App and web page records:
Start of Block

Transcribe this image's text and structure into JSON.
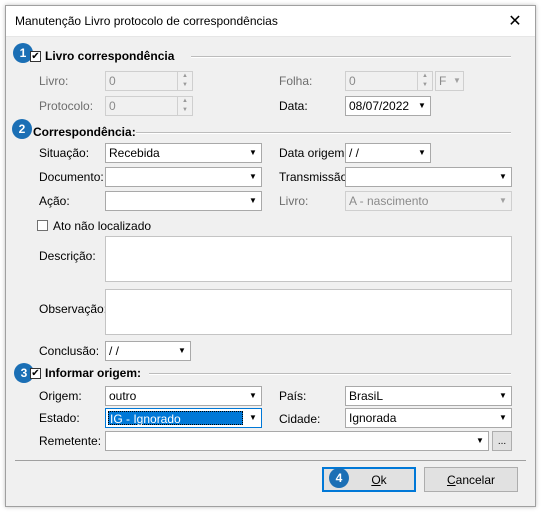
{
  "window": {
    "title": "Manutenção Livro protocolo de correspondências",
    "close_glyph": "✕"
  },
  "badges": [
    "1",
    "2",
    "3",
    "4"
  ],
  "livro_section": {
    "title": "Livro correspondência",
    "checked": true,
    "livro_label": "Livro:",
    "livro_value": "0",
    "folha_label": "Folha:",
    "folha_value": "0",
    "folha_side": "F",
    "protocolo_label": "Protocolo:",
    "protocolo_value": "0",
    "data_label": "Data:",
    "data_value": "08/07/2022"
  },
  "correspondencia": {
    "title": "Correspondência:",
    "situacao_label": "Situação:",
    "situacao_value": "Recebida",
    "data_origem_label": "Data origem:",
    "data_origem_value": " /  /",
    "documento_label": "Documento:",
    "documento_value": "",
    "transmissao_label": "Transmissão:",
    "transmissao_value": "",
    "acao_label": "Ação:",
    "acao_value": "",
    "livro_label": "Livro:",
    "livro_value": "A - nascimento",
    "ato_label": "Ato não localizado",
    "descricao_label": "Descrição:",
    "observacao_label": "Observação:",
    "conclusao_label": "Conclusão:",
    "conclusao_value": " /  /"
  },
  "origem": {
    "title": "Informar origem:",
    "checked": true,
    "origem_label": "Origem:",
    "origem_value": "outro",
    "pais_label": "País:",
    "pais_value": "BrasiL",
    "estado_label": "Estado:",
    "estado_value": "IG - Ignorado",
    "cidade_label": "Cidade:",
    "cidade_value": "Ignorada",
    "remetente_label": "Remetente:",
    "remetente_value": "",
    "ellipsis": "..."
  },
  "buttons": {
    "ok_mnemonic": "O",
    "ok_rest": "k",
    "cancel_mnemonic": "C",
    "cancel_rest": "ancelar"
  },
  "colors": {
    "badge": "#1b6fb5",
    "selection": "#0078d7",
    "dialog_bg": "#f0f0f0"
  }
}
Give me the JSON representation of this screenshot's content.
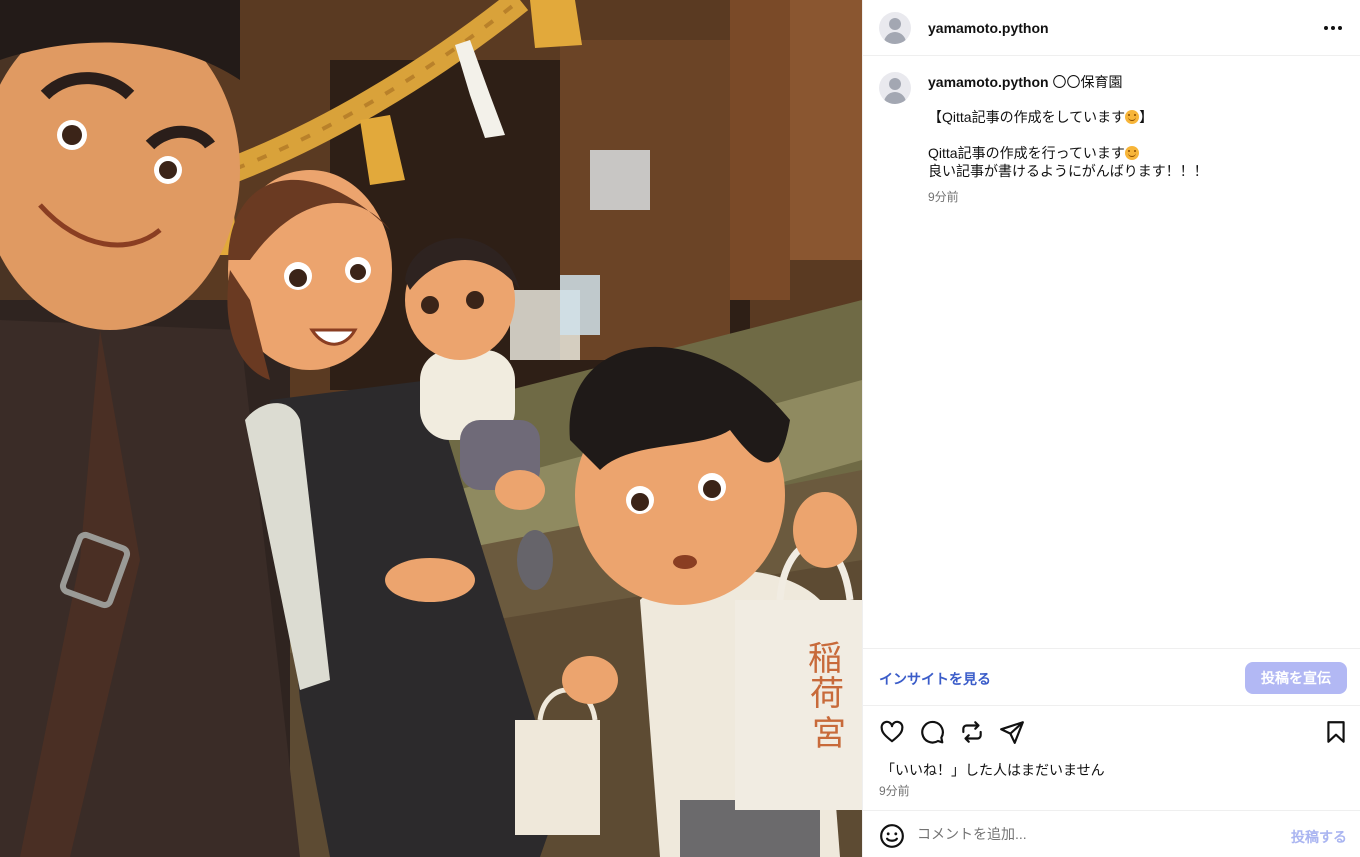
{
  "post": {
    "username": "yamamoto.python",
    "more_icon": "more-horizontal-icon",
    "image_alt": "Illustrated family photo at a shrine"
  },
  "caption": {
    "username": "yamamoto.python",
    "location": "〇〇保育園",
    "line1": "【Qitta記事の作成をしています",
    "line1_end": "】",
    "line2": "Qitta記事の作成を行っています",
    "line3": "良い記事が書けるようにがんばります！！！",
    "time": "9分前"
  },
  "insights": {
    "link_label": "インサイトを見る",
    "promote_label": "投稿を宣伝"
  },
  "actions": {
    "icons": [
      "heart-icon",
      "comment-icon",
      "repost-icon",
      "share-icon",
      "bookmark-icon"
    ]
  },
  "likes": {
    "text": "「いいね！」した人はまだいません",
    "time": "9分前"
  },
  "comment": {
    "placeholder": "コメントを追加...",
    "post_label": "投稿する"
  },
  "colors": {
    "link_blue": "#3a5cc9",
    "promote_bg": "#b2b8f4",
    "post_disabled": "#aab5f1",
    "muted": "#737373"
  }
}
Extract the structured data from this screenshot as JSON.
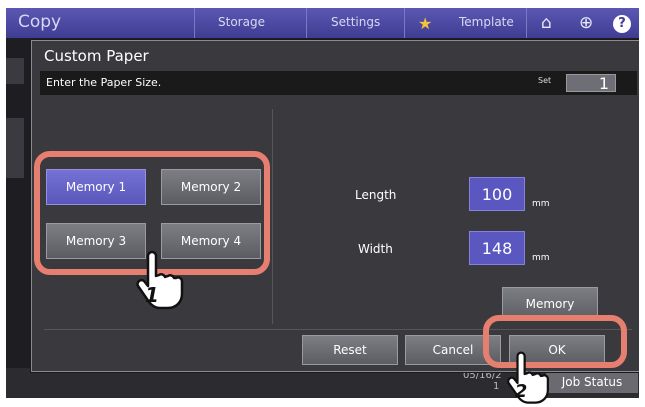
{
  "header": {
    "app_title": "Copy",
    "tabs": [
      "Storage",
      "Settings",
      "Template"
    ],
    "icons": [
      "star-icon",
      "home-icon",
      "globe-icon",
      "help-icon"
    ]
  },
  "dialog": {
    "title": "Custom Paper",
    "instruction": "Enter the Paper Size.",
    "set_label": "Set",
    "set_value": "1",
    "memory_buttons": [
      "Memory 1",
      "Memory 2",
      "Memory 3",
      "Memory 4"
    ],
    "selected_memory": "Memory 1",
    "length_label": "Length",
    "length_value": "100",
    "length_unit": "mm",
    "width_label": "Width",
    "width_value": "148",
    "width_unit": "mm",
    "memory_button": "Memory",
    "reset_button": "Reset",
    "cancel_button": "Cancel",
    "ok_button": "OK"
  },
  "footer": {
    "date_fragment": "05/16/2",
    "time_fragment": "1",
    "job_status": "Job Status"
  },
  "callouts": {
    "step1": "1",
    "step2": "2",
    "highlight_color": "#e77f71"
  }
}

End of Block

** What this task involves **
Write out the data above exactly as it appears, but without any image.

** Response area **
Transcribe this image's text and structure into JSON.
{
  "window": {
    "title": "Manutenção Livro protocolo de correspondências",
    "close_glyph": "✕"
  },
  "badges": [
    "1",
    "2",
    "3",
    "4"
  ],
  "livro_section": {
    "title": "Livro correspondência",
    "checked": true,
    "livro_label": "Livro:",
    "livro_value": "0",
    "folha_label": "Folha:",
    "folha_value": "0",
    "folha_side": "F",
    "protocolo_label": "Protocolo:",
    "protocolo_value": "0",
    "data_label": "Data:",
    "data_value": "08/07/2022"
  },
  "correspondencia": {
    "title": "Correspondência:",
    "situacao_label": "Situação:",
    "situacao_value": "Recebida",
    "data_origem_label": "Data origem:",
    "data_origem_value": " /  /",
    "documento_label": "Documento:",
    "documento_value": "",
    "transmissao_label": "Transmissão:",
    "transmissao_value": "",
    "acao_label": "Ação:",
    "acao_value": "",
    "livro_label": "Livro:",
    "livro_value": "A - nascimento",
    "ato_label": "Ato não localizado",
    "descricao_label": "Descrição:",
    "observacao_label": "Observação:",
    "conclusao_label": "Conclusão:",
    "conclusao_value": " /  /"
  },
  "origem": {
    "title": "Informar origem:",
    "checked": true,
    "origem_label": "Origem:",
    "origem_value": "outro",
    "pais_label": "País:",
    "pais_value": "BrasiL",
    "estado_label": "Estado:",
    "estado_value": "IG - Ignorado",
    "cidade_label": "Cidade:",
    "cidade_value": "Ignorada",
    "remetente_label": "Remetente:",
    "remetente_value": "",
    "ellipsis": "..."
  },
  "buttons": {
    "ok_mnemonic": "O",
    "ok_rest": "k",
    "cancel_mnemonic": "C",
    "cancel_rest": "ancelar"
  },
  "colors": {
    "badge": "#1b6fb5",
    "selection": "#0078d7",
    "dialog_bg": "#f0f0f0"
  }
}
Give me the JSON representation of this screenshot's content.
{
  "post": {
    "username": "yamamoto.python",
    "more_icon": "more-horizontal-icon",
    "image_alt": "Illustrated family photo at a shrine"
  },
  "caption": {
    "username": "yamamoto.python",
    "location": "〇〇保育園",
    "line1": "【Qitta記事の作成をしています",
    "line1_end": "】",
    "line2": "Qitta記事の作成を行っています",
    "line3": "良い記事が書けるようにがんばります！！！",
    "time": "9分前"
  },
  "insights": {
    "link_label": "インサイトを見る",
    "promote_label": "投稿を宣伝"
  },
  "actions": {
    "icons": [
      "heart-icon",
      "comment-icon",
      "repost-icon",
      "share-icon",
      "bookmark-icon"
    ]
  },
  "likes": {
    "text": "「いいね！」した人はまだいません",
    "time": "9分前"
  },
  "comment": {
    "placeholder": "コメントを追加...",
    "post_label": "投稿する"
  },
  "colors": {
    "link_blue": "#3a5cc9",
    "promote_bg": "#b2b8f4",
    "post_disabled": "#aab5f1",
    "muted": "#737373"
  }
}
Extract the structured data from this screenshot as JSON.
{
  "header": {
    "app_title": "Copy",
    "tabs": [
      "Storage",
      "Settings",
      "Template"
    ],
    "icons": [
      "star-icon",
      "home-icon",
      "globe-icon",
      "help-icon"
    ]
  },
  "dialog": {
    "title": "Custom Paper",
    "instruction": "Enter the Paper Size.",
    "set_label": "Set",
    "set_value": "1",
    "memory_buttons": [
      "Memory 1",
      "Memory 2",
      "Memory 3",
      "Memory 4"
    ],
    "selected_memory": "Memory 1",
    "length_label": "Length",
    "length_value": "100",
    "length_unit": "mm",
    "width_label": "Width",
    "width_value": "148",
    "width_unit": "mm",
    "memory_button": "Memory",
    "reset_button": "Reset",
    "cancel_button": "Cancel",
    "ok_button": "OK"
  },
  "footer": {
    "date_fragment": "05/16/2",
    "time_fragment": "1",
    "job_status": "Job Status"
  },
  "callouts": {
    "step1": "1",
    "step2": "2",
    "highlight_color": "#e77f71"
  }
}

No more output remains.